WHAT YOU WILL DO: Skipping any pictures, give all of the records below again exactly.
DATA RECORDS START
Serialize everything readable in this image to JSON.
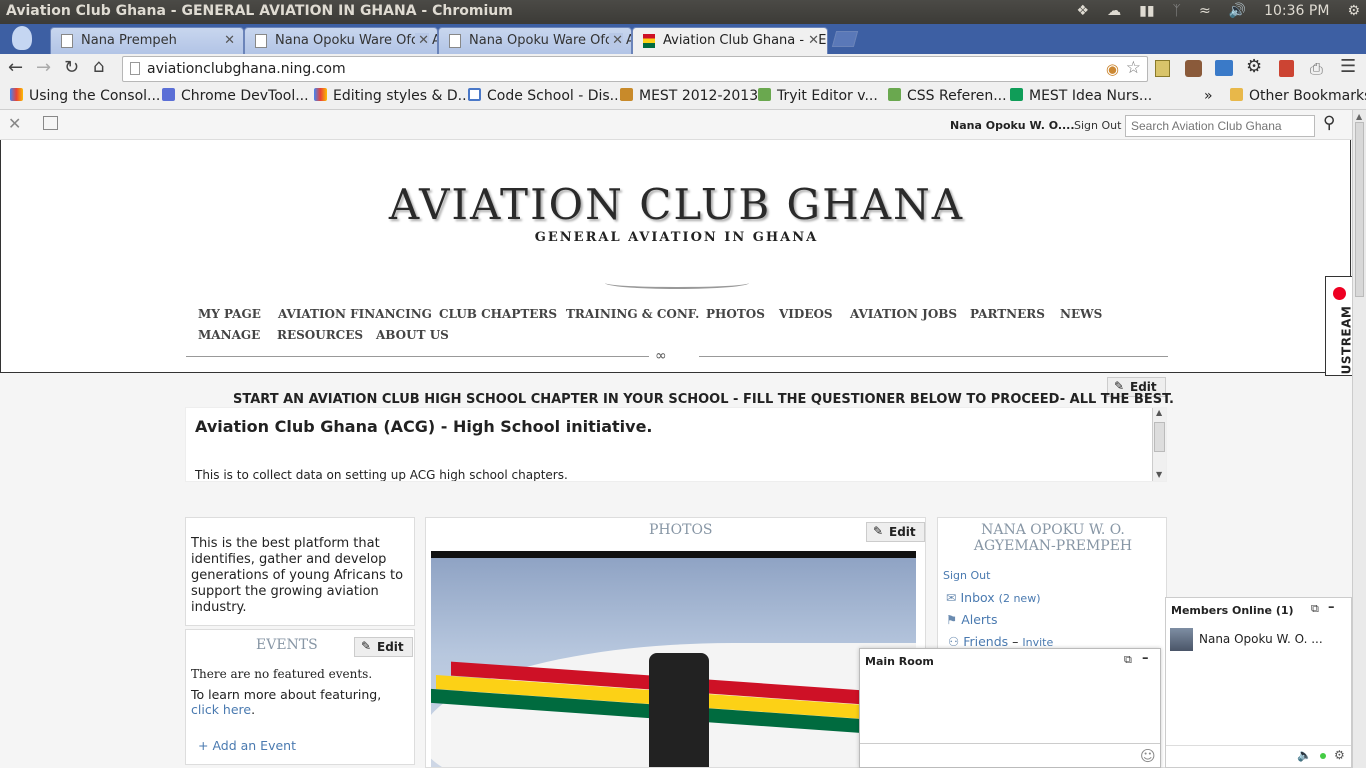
{
  "window": {
    "title": "Aviation Club Ghana - GENERAL AVIATION IN GHANA - Chromium",
    "clock": "10:36 PM"
  },
  "tabs": [
    {
      "label": "Nana Prempeh"
    },
    {
      "label": "Nana Opoku Ware Ofori A"
    },
    {
      "label": "Nana Opoku Ware Ofori A"
    },
    {
      "label": "Aviation Club Ghana - GEN"
    }
  ],
  "address": {
    "url": "aviationclubghana.ning.com"
  },
  "bookmarks": [
    {
      "label": "Using the Consol...",
      "color": "#3b78e7"
    },
    {
      "label": "Chrome DevTool...",
      "color": "#5b6fd6"
    },
    {
      "label": "Editing styles & D...",
      "color": "#3b78e7"
    },
    {
      "label": "Code School - Dis...",
      "color": "#4a78c8"
    },
    {
      "label": "MEST 2012-2013",
      "color": "#c88a2a"
    },
    {
      "label": "Tryit Editor v...",
      "color": "#6aa84f"
    },
    {
      "label": "CSS Referen...",
      "color": "#6aa84f"
    },
    {
      "label": "MEST Idea Nurs...",
      "color": "#0f9d58"
    }
  ],
  "other_bookmarks": "Other Bookmarks",
  "bookmarks_more": "»",
  "ningbar": {
    "user": "Nana Opoku W. O....",
    "signout": "Sign Out",
    "search_placeholder": "Search Aviation Club Ghana"
  },
  "site": {
    "title": "AVIATION CLUB GHANA",
    "tagline": "GENERAL AVIATION IN GHANA"
  },
  "nav": {
    "row1": [
      "MY PAGE",
      "AVIATION FINANCING",
      "CLUB CHAPTERS",
      "TRAINING & CONF.",
      "PHOTOS",
      "VIDEOS",
      "AVIATION JOBS",
      "PARTNERS",
      "NEWS"
    ],
    "row2": [
      "MANAGE",
      "RESOURCES",
      "ABOUT US"
    ]
  },
  "edit_label": "Edit",
  "announcement": "START AN AVIATION CLUB HIGH SCHOOL CHAPTER IN YOUR SCHOOL - FILL THE QUESTIONER BELOW TO PROCEED- ALL THE BEST.",
  "form": {
    "heading": "Aviation Club Ghana (ACG) - High School initiative.",
    "text": "This is to collect data on setting up ACG high school chapters."
  },
  "about": {
    "text": "This is the best platform that identifies, gather and develop generations of young Africans to support the growing aviation industry."
  },
  "events": {
    "title": "EVENTS",
    "none": "There are no featured events.",
    "learn_prefix": "To learn more about featuring,",
    "learn_link": "click here",
    "learn_suffix": ".",
    "add": "+ Add an Event"
  },
  "photos": {
    "title": "PHOTOS"
  },
  "profile": {
    "name": "NANA OPOKU W. O. AGYEMAN-PREMPEH",
    "signout": "Sign Out",
    "inbox": "Inbox",
    "inbox_new": "(2 new)",
    "alerts": "Alerts",
    "friends": "Friends",
    "invite": "Invite"
  },
  "chat": {
    "room": "Main Room",
    "members_title": "Members Online (1)",
    "member": "Nana Opoku W. O. ..."
  },
  "ustream": "USTREAM"
}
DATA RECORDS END
WRITTEN RESPONSE:
Serialize everything readable in this image to JSON.
{
  "window": {
    "title": "Aviation Club Ghana - GENERAL AVIATION IN GHANA - Chromium",
    "clock": "10:36 PM"
  },
  "tabs": [
    {
      "label": "Nana Prempeh"
    },
    {
      "label": "Nana Opoku Ware Ofori A"
    },
    {
      "label": "Nana Opoku Ware Ofori A"
    },
    {
      "label": "Aviation Club Ghana - GEN"
    }
  ],
  "address": {
    "url": "aviationclubghana.ning.com"
  },
  "bookmarks": [
    {
      "label": "Using the Consol...",
      "color": "#3b78e7"
    },
    {
      "label": "Chrome DevTool...",
      "color": "#5b6fd6"
    },
    {
      "label": "Editing styles & D...",
      "color": "#3b78e7"
    },
    {
      "label": "Code School - Dis...",
      "color": "#4a78c8"
    },
    {
      "label": "MEST 2012-2013",
      "color": "#c88a2a"
    },
    {
      "label": "Tryit Editor v...",
      "color": "#6aa84f"
    },
    {
      "label": "CSS Referen...",
      "color": "#6aa84f"
    },
    {
      "label": "MEST Idea Nurs...",
      "color": "#0f9d58"
    }
  ],
  "other_bookmarks": "Other Bookmarks",
  "bookmarks_more": "»",
  "ningbar": {
    "user": "Nana Opoku W. O....",
    "signout": "Sign Out",
    "search_placeholder": "Search Aviation Club Ghana"
  },
  "site": {
    "title": "AVIATION CLUB GHANA",
    "tagline": "GENERAL AVIATION IN GHANA"
  },
  "nav": {
    "row1": [
      "MY PAGE",
      "AVIATION FINANCING",
      "CLUB CHAPTERS",
      "TRAINING & CONF.",
      "PHOTOS",
      "VIDEOS",
      "AVIATION JOBS",
      "PARTNERS",
      "NEWS"
    ],
    "row2": [
      "MANAGE",
      "RESOURCES",
      "ABOUT US"
    ]
  },
  "edit_label": "Edit",
  "announcement": "START AN AVIATION CLUB HIGH SCHOOL CHAPTER IN YOUR SCHOOL - FILL THE QUESTIONER BELOW TO PROCEED- ALL THE BEST.",
  "form": {
    "heading": "Aviation Club Ghana (ACG) - High School initiative.",
    "text": "This is to collect data on setting up ACG high school chapters."
  },
  "about": {
    "text": "This is the best platform that identifies, gather and develop generations of young Africans to support the growing aviation industry."
  },
  "events": {
    "title": "EVENTS",
    "none": "There are no featured events.",
    "learn_prefix": "To learn more about featuring,",
    "learn_link": "click here",
    "learn_suffix": ".",
    "add": "+ Add an Event"
  },
  "photos": {
    "title": "PHOTOS"
  },
  "profile": {
    "name": "NANA OPOKU W. O. AGYEMAN-PREMPEH",
    "signout": "Sign Out",
    "inbox": "Inbox",
    "inbox_new": "(2 new)",
    "alerts": "Alerts",
    "friends": "Friends",
    "invite": "Invite"
  },
  "chat": {
    "room": "Main Room",
    "members_title": "Members Online (1)",
    "member": "Nana Opoku W. O. ..."
  },
  "ustream": "USTREAM"
}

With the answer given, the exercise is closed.